As you plan New Year’s Resolutions for yourself, don’t forget to include your pets in those plans! Here are 5 New Year’s Resolutions for pets to help your furry family live happier and healthier for years to come.
1. Help Your Pet Lose Extra Weight and Maintain A Healthy Weight
Did you know that nearly 50% of household pets in North America are considered overweight? Like humans, overweight pets are at an increased risk for a variety of medical problems including diabetes, heart disease, complications from arthritis and even cancer. All those extra pounds also put a lot of strain on a pet’s joints, especially larger breed dogs, which can lead to expensive surgery if they hurt themselves.
If you’re looking for specific ways to help your pet lose weight, there’s a great pet weight loss tool available on PetObesityPrevention.org that gives some useful advice on how to help both dogs and cats beat the bulge. Another easy way to keep tabs on your pet’s weight is by downloading our free pet weight tracker and weighing your pet monthly to keep an eye on any unexplained changes in their weight.

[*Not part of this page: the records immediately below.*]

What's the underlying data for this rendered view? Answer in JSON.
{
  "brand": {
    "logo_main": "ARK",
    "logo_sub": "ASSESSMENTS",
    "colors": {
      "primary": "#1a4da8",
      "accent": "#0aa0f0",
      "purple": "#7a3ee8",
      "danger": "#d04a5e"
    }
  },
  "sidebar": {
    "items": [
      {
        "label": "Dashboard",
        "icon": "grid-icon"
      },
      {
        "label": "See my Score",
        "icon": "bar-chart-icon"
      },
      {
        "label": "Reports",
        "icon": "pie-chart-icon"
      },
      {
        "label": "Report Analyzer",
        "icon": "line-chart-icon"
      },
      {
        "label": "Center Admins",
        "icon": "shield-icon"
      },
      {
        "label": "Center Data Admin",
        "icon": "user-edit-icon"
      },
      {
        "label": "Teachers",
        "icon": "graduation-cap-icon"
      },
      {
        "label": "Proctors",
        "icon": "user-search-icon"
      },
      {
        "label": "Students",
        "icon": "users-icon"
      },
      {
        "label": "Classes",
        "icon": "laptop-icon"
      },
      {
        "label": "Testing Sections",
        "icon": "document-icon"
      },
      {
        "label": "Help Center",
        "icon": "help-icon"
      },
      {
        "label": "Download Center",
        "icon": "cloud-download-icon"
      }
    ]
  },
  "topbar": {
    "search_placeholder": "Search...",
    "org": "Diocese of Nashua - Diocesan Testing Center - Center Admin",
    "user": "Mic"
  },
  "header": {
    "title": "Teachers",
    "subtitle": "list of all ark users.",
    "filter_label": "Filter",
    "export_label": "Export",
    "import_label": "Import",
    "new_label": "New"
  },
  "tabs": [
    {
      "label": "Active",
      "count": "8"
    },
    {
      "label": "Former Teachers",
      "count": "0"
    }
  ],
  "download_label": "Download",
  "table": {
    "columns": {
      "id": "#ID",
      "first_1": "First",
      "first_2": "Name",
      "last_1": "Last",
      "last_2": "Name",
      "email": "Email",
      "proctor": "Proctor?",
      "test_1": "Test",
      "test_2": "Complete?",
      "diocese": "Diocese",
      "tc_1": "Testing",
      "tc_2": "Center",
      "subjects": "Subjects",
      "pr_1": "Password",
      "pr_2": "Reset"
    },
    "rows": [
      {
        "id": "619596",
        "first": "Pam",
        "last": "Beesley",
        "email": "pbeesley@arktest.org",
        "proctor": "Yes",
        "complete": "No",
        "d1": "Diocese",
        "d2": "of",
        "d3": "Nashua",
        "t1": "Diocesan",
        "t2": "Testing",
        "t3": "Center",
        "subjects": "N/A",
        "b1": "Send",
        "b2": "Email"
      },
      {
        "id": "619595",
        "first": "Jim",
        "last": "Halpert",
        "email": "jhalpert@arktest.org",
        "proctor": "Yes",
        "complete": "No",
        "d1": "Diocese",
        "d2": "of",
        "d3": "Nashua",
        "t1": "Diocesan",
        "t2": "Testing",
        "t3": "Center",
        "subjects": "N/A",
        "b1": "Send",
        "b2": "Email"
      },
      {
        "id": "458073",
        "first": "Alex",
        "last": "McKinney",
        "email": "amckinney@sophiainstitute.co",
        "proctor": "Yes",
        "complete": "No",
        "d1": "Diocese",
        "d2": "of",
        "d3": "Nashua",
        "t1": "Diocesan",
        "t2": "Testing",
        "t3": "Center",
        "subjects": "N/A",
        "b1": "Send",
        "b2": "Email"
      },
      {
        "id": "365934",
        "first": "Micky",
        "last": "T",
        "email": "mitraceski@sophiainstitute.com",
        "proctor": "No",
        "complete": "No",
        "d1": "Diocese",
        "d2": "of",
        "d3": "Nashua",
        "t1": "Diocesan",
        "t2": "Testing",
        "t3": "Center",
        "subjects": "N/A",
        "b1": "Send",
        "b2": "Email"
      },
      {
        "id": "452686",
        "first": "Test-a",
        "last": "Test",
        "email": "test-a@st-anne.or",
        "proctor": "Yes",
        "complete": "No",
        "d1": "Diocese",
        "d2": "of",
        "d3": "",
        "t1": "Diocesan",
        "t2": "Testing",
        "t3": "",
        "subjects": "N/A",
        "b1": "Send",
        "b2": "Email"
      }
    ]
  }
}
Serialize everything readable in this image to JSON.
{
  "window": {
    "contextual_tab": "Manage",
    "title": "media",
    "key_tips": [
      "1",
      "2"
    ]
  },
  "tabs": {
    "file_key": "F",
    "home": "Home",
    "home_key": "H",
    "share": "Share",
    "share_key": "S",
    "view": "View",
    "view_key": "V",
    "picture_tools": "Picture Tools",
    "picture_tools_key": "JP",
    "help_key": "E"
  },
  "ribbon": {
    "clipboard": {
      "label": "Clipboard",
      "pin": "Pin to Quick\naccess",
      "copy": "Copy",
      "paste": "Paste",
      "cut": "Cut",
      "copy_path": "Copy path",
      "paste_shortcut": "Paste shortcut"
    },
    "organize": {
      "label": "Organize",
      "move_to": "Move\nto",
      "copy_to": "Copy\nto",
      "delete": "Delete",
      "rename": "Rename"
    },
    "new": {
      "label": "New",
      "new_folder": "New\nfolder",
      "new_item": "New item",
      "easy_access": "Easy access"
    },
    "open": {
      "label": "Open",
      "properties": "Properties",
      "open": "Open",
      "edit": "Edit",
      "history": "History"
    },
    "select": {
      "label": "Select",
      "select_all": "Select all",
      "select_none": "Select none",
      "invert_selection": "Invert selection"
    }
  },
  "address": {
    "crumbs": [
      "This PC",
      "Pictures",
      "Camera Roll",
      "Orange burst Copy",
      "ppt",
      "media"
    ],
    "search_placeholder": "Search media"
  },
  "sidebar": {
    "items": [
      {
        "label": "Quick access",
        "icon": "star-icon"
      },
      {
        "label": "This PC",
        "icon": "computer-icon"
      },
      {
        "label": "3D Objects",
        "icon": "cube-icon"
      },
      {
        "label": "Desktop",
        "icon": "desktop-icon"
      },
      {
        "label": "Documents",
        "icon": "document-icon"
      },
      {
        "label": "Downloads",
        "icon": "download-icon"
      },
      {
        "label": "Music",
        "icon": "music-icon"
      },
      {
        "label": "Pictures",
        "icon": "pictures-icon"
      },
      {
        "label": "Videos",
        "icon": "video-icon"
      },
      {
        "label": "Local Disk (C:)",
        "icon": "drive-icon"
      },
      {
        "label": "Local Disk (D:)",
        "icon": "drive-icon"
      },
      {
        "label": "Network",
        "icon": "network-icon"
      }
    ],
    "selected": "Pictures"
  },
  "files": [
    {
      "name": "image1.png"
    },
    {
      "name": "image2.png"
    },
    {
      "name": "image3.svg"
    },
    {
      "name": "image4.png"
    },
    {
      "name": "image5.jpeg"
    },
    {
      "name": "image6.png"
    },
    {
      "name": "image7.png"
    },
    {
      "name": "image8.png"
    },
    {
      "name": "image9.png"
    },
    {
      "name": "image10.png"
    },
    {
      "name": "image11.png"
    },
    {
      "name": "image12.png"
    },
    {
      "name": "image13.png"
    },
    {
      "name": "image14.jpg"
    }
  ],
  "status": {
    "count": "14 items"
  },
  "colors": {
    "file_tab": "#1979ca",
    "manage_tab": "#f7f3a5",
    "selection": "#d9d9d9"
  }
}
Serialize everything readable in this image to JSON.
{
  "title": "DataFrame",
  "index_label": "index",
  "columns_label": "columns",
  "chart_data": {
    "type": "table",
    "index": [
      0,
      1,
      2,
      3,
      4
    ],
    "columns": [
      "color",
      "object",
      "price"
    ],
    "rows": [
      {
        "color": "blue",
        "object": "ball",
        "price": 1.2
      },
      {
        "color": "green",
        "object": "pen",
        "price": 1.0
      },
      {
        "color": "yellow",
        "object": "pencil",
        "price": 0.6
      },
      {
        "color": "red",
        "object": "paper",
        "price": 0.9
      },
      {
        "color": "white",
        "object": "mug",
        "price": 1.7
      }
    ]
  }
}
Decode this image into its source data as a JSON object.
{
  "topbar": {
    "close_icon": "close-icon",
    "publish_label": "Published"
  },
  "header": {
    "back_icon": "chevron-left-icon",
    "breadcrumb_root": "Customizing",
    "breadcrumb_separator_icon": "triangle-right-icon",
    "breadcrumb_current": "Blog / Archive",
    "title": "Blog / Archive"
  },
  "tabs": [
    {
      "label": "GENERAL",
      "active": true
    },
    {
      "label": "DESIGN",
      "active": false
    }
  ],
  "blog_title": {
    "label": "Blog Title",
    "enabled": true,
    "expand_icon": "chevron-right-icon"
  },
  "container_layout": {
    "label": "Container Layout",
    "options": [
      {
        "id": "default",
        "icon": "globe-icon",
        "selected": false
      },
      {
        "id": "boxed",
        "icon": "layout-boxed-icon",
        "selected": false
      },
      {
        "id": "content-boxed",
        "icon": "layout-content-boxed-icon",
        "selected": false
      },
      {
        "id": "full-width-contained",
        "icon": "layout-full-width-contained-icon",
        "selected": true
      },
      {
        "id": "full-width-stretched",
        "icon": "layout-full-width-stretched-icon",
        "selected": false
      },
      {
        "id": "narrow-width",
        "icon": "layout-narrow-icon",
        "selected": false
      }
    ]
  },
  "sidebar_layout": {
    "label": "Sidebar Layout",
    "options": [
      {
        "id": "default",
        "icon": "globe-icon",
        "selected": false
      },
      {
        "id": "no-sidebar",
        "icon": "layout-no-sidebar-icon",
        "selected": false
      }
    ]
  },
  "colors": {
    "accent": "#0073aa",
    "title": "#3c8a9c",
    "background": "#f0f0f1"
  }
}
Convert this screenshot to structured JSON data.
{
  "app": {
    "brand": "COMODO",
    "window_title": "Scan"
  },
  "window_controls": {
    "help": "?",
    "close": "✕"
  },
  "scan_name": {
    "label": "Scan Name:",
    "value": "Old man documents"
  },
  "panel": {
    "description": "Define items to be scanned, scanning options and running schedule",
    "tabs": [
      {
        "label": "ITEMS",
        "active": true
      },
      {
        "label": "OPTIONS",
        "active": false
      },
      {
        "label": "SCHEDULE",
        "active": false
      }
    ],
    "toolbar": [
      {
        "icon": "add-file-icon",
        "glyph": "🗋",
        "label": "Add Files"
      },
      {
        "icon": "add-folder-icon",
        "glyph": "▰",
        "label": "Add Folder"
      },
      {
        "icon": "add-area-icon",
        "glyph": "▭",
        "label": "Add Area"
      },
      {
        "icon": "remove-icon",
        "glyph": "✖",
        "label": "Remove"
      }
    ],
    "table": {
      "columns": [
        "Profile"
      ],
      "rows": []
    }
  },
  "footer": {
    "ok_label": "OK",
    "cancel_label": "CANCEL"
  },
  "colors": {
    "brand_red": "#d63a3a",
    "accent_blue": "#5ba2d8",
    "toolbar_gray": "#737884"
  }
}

2. Dedicate Time To Your Pet’s Oral Health
Dental health is an extremely important part of your pet’s overall health and longevity. If you skip dental cleanings and don’t maintain your pet’s teeth on a regular basis, it can not only create bad breath, pain and tooth decay — the bacteria in an animal’s mouth can also get into the bloodstream and cause some serious (and expensive) health problems.
This year, make a commitment to brush your pet’s teeth daily or add some dental toys and treats to their routine to help chip away at the plaque and tartar that has built up. If your pet hasn’t had a dental cleaning recently, make an appointment with your vet to see if your pet shows signs of dental disease or tooth decay.
3. Microchip & ID Your Pets!
If your pet is ever lost or slips out of the yard, your best chance of getting them returned safely is to get your pet microchipped and have them wear up-to-date identification at all times. Microchipping your pet is virtually painless and fairly inexpensive, and the microchip itself is only about the size of a grain of rice. The information contained within the chip can be read by any vet clinic or animal shelter if your pet ever gets lost and can help your furry family member get home safe.
You should also make sure that your dog and cat are wearing ID tags at all times that has your current contact information on it. Have you moved recently? Make a point to go check your pet’s tag right now and replace the tag immediately if it’s worn out or has outdated contact information on it.
4. Get Bloodwork Done
Many people think that vets recommend getting blood work done as an unnecessary upsell, but in reality, it’s extremely important to have it done when your pet is in good health to give your vet a baseline reading that they can compare against in the future. As your pet ages, you can often spot early signs of disease and illness through elevated bloodwork readings and get ahead of many health problems before they become major issues. Also, when your vet recommends blood work before going under general anesthetic, they’re doing it so they can make sure your pet doesn’t have an underlying medical issue that could be problematic when going under – so just say ‘Yes’ to pre-surgical blood work!
Once your pet has crept into senior territory, make sure you run your pet’s blood work at least annually, if not twice a year. As pets get older there are many more health issues such as diabetes, thyroid conditions, and diseases of the organs that can be detected in their blood work levels.
5. Get Pet Health Insurance
It’s estimated that only about 2% of Canadian pet owners have pet health insurance to cover unexpected accidents and major illnesses. If you don’t already have an emergency fund put aside to cover these types of medical expenses for your pet, you should think about getting your pet a health insurance plan in the new year so you don’t have to make health decisions for your furry friend based on your financial situation.
There are a number of reputable pet insurance companies in Canada and a wide variety of coverage types depending on your pet’s specific needs. Talk to your Vet to see who they recommend, or you can do some Pet Insurance Research at PetInsuranceReview.ca and get quotes online from most of the major insurance providers and compare for yourself.
Finally, it’s important to understand that vets aren’t earning commission by promoting a specific pet insurance company. You’ll find that most vets recommend having pet insurance since they see first-hand how much of financial strain it can be for pet parents to deal with an emergency surgery or unexpected illness. Your vet wants what’s in your pet’s best interest, and health insurance is another way that you’ll be able to help keep your pet happy and healthy without the financial stress in the years to come.
Want to learn more about ways to help your pets stay happy and healthy? Listen to the Vets To Go Podcast online where Dr. Wendy McClelland talks in more detail about these 5 New Year’s Resolutions for Pets!